After the US put with American firms on hold, Huawei started to look for an alternative for Android OS for its phones. Last week, the Chinese tech giant , which is referred to as . One of the significant apps in the Android OS is Maps, and since Huawei users won‘t be able to use any Google-developed operating system, it will have to have an app of its own that would help Huawei (and Honor) phone users navigate easier. Keeping this in mind, the Shenzhen-based company is said to be developing its own mapping service in the coming months.
According to , Huawei is planning to unveil its own mapping service in October. The service, which will reportedly be known as Map Kit, will not be directly for consumer use, but is said to be designed to encourage software developers to make applications based on the app’s mapping capabilities. The publication says that Map Kit will be connected to local mapping services as well as cover 150 countries and regions. The US travel aggregator Booking Holdings is one of the several software companies that are partnering with Huawei on the mapping service, the publication cited a source familiar with the matter, as saying.
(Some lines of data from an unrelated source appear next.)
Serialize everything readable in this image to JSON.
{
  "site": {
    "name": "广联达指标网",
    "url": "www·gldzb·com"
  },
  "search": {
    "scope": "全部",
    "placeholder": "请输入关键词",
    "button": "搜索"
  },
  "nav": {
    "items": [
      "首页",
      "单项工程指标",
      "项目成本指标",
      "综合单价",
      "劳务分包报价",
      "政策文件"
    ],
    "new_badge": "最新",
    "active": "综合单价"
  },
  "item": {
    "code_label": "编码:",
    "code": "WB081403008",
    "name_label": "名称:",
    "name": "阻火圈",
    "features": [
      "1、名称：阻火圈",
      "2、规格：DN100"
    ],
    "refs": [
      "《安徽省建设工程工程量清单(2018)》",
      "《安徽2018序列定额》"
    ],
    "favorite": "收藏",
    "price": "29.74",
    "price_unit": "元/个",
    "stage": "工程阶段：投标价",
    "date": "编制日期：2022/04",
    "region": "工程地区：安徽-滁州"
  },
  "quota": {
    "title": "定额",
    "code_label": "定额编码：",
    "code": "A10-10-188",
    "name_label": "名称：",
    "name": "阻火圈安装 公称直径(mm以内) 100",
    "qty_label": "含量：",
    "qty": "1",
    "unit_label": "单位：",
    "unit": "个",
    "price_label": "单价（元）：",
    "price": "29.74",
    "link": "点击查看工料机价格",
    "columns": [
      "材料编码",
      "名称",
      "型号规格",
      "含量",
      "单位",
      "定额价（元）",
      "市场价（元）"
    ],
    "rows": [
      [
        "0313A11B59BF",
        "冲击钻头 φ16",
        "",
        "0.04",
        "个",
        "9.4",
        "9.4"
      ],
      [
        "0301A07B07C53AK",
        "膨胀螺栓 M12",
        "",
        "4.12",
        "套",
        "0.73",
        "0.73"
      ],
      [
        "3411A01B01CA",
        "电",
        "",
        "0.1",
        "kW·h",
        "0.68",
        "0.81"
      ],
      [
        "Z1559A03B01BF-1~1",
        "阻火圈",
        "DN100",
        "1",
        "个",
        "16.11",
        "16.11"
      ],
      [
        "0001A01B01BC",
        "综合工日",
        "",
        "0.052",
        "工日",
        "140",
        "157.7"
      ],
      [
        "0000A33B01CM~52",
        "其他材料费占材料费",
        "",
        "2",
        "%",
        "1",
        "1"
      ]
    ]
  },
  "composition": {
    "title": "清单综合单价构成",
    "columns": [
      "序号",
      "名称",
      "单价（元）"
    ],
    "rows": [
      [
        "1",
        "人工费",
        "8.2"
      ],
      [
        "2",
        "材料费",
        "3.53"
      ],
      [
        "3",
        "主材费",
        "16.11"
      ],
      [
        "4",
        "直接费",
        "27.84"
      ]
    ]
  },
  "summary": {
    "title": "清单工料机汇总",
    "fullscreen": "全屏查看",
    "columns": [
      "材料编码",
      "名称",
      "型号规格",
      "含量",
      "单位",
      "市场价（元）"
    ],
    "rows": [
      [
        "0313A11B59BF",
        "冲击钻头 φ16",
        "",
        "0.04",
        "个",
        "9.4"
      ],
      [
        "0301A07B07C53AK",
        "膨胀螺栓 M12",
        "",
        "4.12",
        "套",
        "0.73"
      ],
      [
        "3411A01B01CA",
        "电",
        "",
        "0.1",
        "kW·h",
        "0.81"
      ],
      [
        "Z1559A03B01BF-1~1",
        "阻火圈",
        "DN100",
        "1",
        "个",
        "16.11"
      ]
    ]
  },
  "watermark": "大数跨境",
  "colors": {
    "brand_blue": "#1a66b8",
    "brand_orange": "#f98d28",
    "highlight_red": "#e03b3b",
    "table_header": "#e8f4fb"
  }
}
Zhang Pingan, President of Cloud Services at Huawei's Consumer Business Group, has reportedly said that more than 50 percent of mobile applications are location-based services relying on mapping capabilities. Further, it is being reported that the Huawei Map Kit will be available in 40 languages. Apart from the general functionalities that are provided by such apps, Map Kit will also be offering real-time traffic conditions and a highly sophisticated navigation system which can even recognise a car changing lanes. It will also support augmented-reality mapping, China Daily quoted Zhang as saying. However, the details of this capability is not known as of now.
According to Neil Shah, Research Director at Counterpoint Research, the biggest advantage of HarmonyOS is its architecture. “Huawei has taken a clever approach in developing the Harmony OS architecture. It has learned from current OS architectures in the devices market and their shortcomings, for example Android's monolithic kernel and Apple’s fragmented OS approach. It is proposing replacing these with a distributed, flexible micro-kernel architecture,” he said. He also said that the developers can take advantage of the scalability of the micro-kernel architecture.
Along with a new IDE (Integrated Development Environment), Huawei will allow developers to develop applications just once and port to multiple devices, ranging from a smartphone to a smartwatch to TVs, PCs, Tablets and even car dashboards. With Harmony OS, Huawei aims to support HTML5, Linux and even Android-based applications. “However, it won’t be easy for Huawei to break the duopoly of Apple and Google,” Shah added.